* **Activity**: Gather all lines from the material that contain "Vets".

+---+

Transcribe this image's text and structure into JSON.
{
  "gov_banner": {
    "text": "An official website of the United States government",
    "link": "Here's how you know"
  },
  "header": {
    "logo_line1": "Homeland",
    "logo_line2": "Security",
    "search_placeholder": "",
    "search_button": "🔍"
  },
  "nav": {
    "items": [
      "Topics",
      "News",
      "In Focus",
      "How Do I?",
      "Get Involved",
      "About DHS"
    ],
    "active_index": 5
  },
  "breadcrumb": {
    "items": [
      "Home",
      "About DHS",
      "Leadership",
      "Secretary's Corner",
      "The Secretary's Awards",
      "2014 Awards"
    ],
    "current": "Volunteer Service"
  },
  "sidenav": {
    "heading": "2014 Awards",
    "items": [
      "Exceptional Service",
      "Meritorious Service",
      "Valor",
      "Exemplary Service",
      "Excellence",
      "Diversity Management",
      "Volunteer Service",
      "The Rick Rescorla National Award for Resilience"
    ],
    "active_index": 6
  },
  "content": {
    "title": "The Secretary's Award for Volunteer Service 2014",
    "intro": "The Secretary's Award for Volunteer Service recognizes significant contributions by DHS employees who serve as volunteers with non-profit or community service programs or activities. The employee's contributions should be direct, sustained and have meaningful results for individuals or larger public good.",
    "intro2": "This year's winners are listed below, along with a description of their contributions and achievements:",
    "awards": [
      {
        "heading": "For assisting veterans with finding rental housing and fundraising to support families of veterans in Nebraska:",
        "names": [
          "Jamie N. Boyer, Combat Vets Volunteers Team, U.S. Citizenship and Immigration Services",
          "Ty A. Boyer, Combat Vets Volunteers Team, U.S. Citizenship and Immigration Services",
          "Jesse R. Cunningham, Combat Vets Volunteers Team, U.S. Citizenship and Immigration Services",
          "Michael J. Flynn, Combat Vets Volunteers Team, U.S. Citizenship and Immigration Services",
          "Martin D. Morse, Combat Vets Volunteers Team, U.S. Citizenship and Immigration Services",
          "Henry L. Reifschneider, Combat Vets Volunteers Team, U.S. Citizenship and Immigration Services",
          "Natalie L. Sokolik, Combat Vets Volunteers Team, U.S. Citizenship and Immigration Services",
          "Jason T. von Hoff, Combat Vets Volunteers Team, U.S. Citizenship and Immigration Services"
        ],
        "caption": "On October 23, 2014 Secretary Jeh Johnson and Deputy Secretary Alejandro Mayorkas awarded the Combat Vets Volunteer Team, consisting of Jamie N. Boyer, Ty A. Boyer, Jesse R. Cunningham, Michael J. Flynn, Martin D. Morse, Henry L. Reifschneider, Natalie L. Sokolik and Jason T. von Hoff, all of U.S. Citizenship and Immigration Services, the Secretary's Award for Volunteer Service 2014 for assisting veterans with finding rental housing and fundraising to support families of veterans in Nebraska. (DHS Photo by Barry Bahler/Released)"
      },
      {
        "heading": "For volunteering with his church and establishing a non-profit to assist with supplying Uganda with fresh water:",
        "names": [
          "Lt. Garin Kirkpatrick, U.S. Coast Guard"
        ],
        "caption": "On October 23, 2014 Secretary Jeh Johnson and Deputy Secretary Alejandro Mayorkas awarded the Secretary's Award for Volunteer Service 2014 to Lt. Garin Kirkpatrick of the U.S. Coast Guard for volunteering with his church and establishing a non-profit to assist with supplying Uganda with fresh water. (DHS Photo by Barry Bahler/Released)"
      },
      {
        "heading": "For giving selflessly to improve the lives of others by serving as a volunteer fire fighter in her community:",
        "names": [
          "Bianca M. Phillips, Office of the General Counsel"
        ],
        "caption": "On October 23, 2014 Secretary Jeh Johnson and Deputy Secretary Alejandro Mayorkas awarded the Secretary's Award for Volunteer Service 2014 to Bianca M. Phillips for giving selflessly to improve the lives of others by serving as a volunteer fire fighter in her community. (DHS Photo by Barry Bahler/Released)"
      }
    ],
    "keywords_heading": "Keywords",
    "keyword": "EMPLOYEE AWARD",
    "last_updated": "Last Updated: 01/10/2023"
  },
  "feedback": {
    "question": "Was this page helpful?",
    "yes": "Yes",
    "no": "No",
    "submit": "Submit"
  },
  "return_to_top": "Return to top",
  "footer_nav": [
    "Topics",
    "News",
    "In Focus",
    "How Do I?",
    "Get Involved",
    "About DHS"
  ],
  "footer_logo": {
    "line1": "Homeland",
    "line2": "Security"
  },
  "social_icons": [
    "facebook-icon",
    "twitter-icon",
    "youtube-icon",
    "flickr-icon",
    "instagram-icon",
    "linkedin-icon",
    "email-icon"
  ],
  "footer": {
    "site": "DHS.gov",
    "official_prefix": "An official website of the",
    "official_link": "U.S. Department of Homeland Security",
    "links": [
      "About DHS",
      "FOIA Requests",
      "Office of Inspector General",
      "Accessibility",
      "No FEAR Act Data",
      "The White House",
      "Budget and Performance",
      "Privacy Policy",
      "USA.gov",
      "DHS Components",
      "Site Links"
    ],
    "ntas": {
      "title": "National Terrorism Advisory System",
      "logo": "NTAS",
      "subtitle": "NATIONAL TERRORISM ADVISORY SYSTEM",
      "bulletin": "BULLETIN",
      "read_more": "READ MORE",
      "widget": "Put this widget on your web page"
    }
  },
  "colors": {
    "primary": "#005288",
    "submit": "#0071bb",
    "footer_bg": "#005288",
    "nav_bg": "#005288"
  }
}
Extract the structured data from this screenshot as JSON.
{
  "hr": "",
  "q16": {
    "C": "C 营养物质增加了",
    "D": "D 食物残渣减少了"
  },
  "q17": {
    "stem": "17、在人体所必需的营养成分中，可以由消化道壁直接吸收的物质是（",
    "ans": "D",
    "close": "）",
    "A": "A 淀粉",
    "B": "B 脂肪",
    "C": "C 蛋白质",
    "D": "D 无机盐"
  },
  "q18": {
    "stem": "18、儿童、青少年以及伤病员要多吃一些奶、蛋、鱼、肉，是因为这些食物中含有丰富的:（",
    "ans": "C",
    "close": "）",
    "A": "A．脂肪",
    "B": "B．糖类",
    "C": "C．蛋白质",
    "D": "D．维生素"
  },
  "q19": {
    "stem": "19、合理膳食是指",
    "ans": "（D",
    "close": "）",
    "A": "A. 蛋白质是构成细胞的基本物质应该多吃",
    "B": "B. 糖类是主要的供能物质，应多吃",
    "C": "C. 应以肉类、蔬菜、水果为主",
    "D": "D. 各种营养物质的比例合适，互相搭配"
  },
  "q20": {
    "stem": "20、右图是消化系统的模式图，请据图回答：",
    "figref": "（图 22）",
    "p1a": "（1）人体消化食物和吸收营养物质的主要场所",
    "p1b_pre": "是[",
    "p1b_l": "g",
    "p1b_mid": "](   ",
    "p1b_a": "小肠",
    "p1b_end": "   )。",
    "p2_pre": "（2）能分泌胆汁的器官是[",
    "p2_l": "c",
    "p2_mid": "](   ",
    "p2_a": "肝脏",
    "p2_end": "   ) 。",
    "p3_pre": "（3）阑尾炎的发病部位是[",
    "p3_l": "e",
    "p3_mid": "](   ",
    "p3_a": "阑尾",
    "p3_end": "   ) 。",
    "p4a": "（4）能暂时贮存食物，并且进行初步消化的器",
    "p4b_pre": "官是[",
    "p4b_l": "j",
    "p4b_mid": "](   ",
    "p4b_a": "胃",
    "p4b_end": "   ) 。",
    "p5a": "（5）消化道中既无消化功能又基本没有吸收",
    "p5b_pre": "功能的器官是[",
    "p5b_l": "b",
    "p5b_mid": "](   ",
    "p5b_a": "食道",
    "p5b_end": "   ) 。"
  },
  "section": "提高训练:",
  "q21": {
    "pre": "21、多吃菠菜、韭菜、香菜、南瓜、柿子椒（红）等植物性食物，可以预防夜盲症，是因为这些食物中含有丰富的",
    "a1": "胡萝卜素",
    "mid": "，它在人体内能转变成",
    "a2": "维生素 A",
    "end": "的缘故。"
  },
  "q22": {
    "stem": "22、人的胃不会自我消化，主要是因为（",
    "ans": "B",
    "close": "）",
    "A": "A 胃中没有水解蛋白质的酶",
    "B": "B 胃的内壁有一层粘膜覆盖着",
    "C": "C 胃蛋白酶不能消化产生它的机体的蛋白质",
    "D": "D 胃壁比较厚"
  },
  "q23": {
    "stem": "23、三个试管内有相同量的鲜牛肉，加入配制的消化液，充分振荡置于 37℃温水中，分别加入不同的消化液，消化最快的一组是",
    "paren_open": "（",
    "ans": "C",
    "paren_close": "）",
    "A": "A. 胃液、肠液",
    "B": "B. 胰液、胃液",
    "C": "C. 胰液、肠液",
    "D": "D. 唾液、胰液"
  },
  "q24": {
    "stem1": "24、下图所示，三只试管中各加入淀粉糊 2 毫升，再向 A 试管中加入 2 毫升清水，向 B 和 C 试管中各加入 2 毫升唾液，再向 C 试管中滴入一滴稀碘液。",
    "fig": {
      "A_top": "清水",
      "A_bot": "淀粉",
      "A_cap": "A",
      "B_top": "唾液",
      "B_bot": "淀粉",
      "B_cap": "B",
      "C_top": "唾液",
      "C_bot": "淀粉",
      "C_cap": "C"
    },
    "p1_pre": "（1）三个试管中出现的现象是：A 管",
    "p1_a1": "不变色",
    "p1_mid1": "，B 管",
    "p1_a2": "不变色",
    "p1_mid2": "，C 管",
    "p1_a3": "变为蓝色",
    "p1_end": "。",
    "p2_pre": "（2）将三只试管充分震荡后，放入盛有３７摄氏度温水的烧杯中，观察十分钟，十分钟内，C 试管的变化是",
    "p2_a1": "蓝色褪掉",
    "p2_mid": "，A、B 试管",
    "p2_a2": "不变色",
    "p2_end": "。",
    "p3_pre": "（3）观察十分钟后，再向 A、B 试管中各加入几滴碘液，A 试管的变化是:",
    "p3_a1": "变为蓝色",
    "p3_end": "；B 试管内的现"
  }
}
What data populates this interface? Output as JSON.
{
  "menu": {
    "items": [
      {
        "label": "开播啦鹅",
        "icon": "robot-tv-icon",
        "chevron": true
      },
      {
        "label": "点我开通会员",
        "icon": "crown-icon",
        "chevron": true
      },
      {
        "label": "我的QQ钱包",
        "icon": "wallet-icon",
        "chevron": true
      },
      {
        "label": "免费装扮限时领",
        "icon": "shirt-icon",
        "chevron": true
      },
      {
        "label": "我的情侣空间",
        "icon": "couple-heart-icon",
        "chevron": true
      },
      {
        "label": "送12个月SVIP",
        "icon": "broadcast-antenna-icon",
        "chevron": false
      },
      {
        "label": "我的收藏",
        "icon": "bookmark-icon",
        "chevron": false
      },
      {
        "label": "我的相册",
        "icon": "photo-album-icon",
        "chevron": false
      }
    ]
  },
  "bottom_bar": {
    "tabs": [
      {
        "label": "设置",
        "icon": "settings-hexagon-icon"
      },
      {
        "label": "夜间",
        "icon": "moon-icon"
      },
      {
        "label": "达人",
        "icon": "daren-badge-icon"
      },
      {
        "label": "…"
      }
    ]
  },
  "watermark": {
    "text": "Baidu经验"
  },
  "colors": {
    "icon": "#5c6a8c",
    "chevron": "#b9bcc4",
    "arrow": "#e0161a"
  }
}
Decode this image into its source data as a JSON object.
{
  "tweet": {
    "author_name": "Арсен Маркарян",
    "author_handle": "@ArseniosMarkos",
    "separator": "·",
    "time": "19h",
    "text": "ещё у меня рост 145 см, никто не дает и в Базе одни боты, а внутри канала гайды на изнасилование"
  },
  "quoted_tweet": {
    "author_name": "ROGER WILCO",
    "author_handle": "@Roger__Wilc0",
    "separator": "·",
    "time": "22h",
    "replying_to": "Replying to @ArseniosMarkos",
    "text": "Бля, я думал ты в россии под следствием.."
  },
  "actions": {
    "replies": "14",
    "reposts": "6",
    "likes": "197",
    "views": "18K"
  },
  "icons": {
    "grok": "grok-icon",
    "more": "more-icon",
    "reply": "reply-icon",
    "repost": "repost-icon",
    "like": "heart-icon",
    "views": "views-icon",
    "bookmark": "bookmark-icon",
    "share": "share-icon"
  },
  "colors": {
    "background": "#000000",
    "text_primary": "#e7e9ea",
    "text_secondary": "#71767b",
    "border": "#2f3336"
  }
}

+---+

* **The completed task**:
          "Jamie N. Boyer, Combat Vets Volunteers Team, U.S. Citizenship and Immigration Services",
          "Ty A. Boyer, Combat Vets Volunteers Team, U.S. Citizenship and Immigration Services",
          "Jesse R. Cunningham, Combat Vets Volunteers Team, U.S. Citizenship and Immigration Services",
          "Michael J. Flynn, Combat Vets Volunteers Team, U.S. Citizenship and Immigration Services",
          "Martin D. Morse, Combat Vets Volunteers Team, U.S. Citizenship and Immigration Services",
          "Henry L. Reifschneider, Combat Vets Volunteers Team, U.S. Citizenship and Immigration Services",
          "Natalie L. Sokolik, Combat Vets Volunteers Team, U.S. Citizenship and Immigration Services",
          "Jason T. von Hoff, Combat Vets Volunteers Team, U.S. Citizenship and Immigration Services"
        "caption": "On October 23, 2014 Secretary Jeh Johnson and Deputy Secretary Alejandro Mayorkas awarded the Combat Vets Volunteer Team, consisting of Jamie N. Boyer, Ty A. Boyer, Jesse R. Cunningham, Michael J. Flynn, Martin D. Morse, Henry L. Reifschneider, Natalie L. Sokolik and Jason T. von Hoff, all of U.S. Citizenship and Immigration Services, the Secretary's Award for Volunteer Service 2014 for assisting veterans with finding rental housing and fundraising to support families of veterans in Nebraska. (DHS Photo by Barry Bahler/Released)"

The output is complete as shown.